**WHAT YOU ARE ASKED TO DO**: Every entry should be repeated exactly. Omit the pictures.

Data records for software interfaces
· · · ·

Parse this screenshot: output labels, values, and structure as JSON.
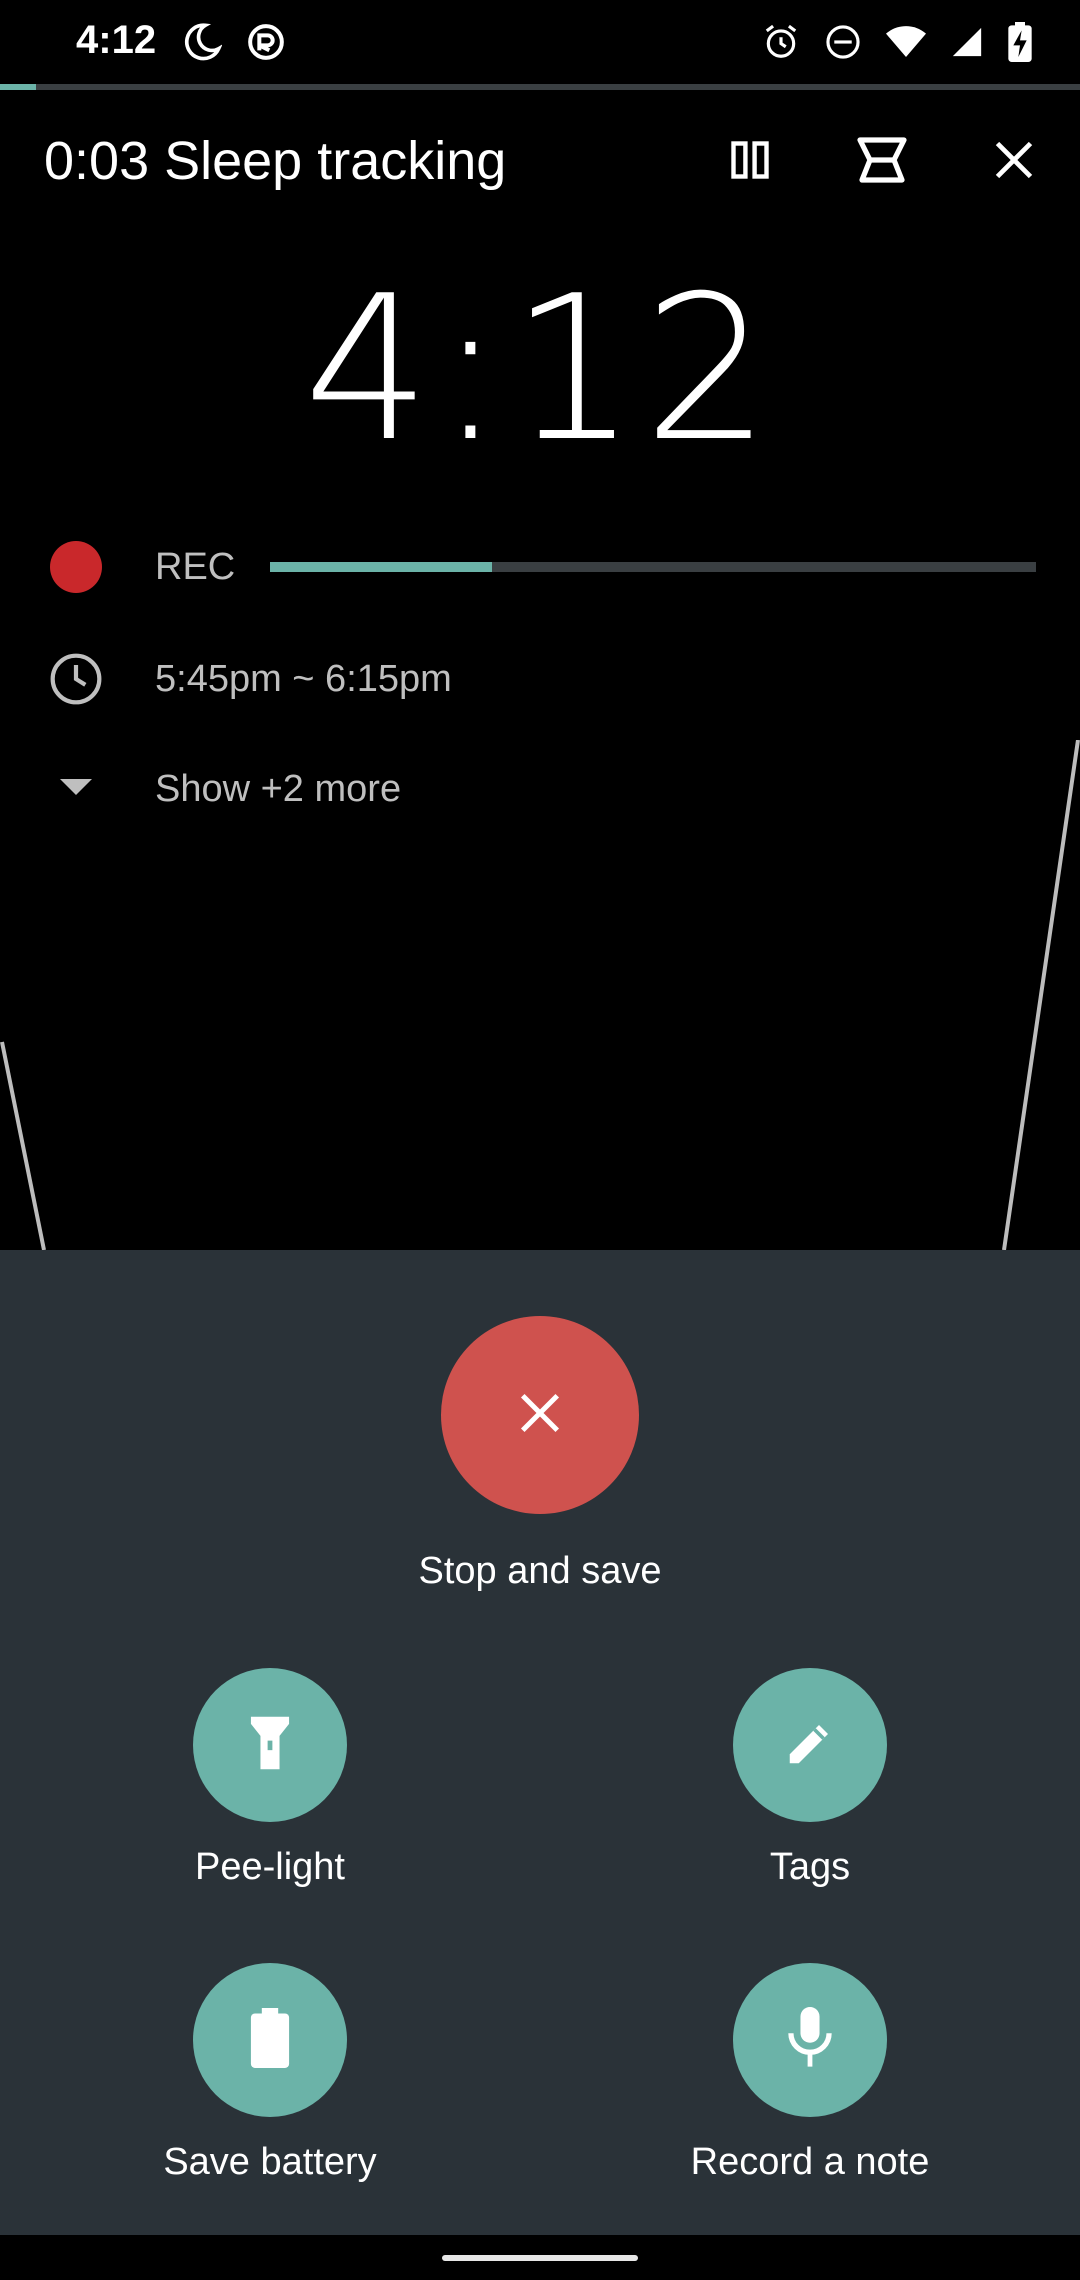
{
  "status_bar": {
    "time": "4:12"
  },
  "progress": {
    "top_fraction": 0.033,
    "rec_fraction": 0.29
  },
  "header": {
    "title": "0:03 Sleep tracking"
  },
  "clock": {
    "time": "4:12"
  },
  "info": {
    "rec_label": "REC",
    "alarm_window": "5:45pm ~ 6:15pm",
    "show_more": "Show +2 more"
  },
  "actions": {
    "stop_label": "Stop and save",
    "pee_light": "Pee-light",
    "tags": "Tags",
    "save_battery": "Save battery",
    "record_note": "Record a note"
  },
  "colors": {
    "accent": "#6bb3a8",
    "stop": "#cf524e",
    "rec": "#c9282b",
    "sheet": "#2a3238"
  }
}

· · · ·

**YOUR RESPONSE**:
Parse this screenshot: output labels, values, and structure as JSON.
{
  "status_bar": {
    "time": "4:12"
  },
  "progress": {
    "top_fraction": 0.033,
    "rec_fraction": 0.29
  },
  "header": {
    "title": "0:03 Sleep tracking"
  },
  "clock": {
    "time": "4:12"
  },
  "info": {
    "rec_label": "REC",
    "alarm_window": "5:45pm ~ 6:15pm",
    "show_more": "Show +2 more"
  },
  "actions": {
    "stop_label": "Stop and save",
    "pee_light": "Pee-light",
    "tags": "Tags",
    "save_battery": "Save battery",
    "record_note": "Record a note"
  },
  "colors": {
    "accent": "#6bb3a8",
    "stop": "#cf524e",
    "rec": "#c9282b",
    "sheet": "#2a3238"
  }
}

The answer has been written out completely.